Segment Start: Data listing

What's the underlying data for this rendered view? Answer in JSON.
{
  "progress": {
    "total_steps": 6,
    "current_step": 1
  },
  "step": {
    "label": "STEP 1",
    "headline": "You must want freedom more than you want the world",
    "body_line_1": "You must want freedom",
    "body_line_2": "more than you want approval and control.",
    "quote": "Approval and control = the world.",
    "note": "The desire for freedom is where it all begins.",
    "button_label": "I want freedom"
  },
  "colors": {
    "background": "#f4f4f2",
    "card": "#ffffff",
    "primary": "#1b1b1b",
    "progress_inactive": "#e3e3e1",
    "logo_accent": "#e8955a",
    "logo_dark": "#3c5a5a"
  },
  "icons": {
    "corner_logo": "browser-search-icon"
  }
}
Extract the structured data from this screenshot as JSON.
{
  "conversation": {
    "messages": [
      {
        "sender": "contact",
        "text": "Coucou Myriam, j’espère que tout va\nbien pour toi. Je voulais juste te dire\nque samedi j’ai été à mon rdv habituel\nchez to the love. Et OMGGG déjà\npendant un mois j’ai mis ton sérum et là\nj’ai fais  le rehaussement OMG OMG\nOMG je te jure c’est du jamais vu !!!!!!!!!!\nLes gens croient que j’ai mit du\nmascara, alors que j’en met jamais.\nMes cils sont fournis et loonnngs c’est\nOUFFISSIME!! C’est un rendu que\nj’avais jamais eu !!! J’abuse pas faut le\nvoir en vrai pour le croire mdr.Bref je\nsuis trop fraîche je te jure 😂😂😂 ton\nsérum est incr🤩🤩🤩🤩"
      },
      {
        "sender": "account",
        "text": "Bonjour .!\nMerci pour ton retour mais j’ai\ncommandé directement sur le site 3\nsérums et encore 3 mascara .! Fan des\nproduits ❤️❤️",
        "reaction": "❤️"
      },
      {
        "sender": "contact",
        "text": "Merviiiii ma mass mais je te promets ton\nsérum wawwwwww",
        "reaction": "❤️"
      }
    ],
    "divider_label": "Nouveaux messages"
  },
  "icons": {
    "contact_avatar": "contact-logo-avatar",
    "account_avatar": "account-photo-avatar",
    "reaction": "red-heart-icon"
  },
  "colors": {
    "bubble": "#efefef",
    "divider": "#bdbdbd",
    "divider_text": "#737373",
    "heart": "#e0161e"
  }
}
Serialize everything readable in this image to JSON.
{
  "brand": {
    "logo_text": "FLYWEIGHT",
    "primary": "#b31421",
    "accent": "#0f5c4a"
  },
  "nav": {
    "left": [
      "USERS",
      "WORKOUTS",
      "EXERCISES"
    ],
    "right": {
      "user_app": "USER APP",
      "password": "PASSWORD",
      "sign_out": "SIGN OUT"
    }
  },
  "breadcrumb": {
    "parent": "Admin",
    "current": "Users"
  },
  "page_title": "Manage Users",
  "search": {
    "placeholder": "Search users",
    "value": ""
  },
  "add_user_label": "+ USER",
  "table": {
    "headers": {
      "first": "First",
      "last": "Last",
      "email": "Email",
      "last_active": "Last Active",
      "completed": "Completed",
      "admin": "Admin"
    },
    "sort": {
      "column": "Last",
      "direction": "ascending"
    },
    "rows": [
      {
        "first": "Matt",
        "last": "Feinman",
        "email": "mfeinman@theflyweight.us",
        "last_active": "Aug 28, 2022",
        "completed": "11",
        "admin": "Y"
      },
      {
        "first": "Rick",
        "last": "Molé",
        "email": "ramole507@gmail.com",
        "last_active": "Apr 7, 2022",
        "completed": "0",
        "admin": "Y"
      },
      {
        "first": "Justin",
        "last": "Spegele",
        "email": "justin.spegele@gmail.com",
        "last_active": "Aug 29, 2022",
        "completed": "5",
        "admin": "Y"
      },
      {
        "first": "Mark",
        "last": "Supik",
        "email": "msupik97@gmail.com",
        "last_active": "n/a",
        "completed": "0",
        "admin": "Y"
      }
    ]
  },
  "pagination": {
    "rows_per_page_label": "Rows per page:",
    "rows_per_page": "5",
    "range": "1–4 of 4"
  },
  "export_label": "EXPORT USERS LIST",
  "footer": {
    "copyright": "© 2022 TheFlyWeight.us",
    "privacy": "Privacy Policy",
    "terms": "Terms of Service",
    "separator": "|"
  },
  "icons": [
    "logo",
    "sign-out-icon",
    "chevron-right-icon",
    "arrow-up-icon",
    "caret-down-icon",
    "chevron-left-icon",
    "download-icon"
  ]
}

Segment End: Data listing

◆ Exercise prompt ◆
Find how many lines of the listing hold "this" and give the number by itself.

◆ Written response ◆
3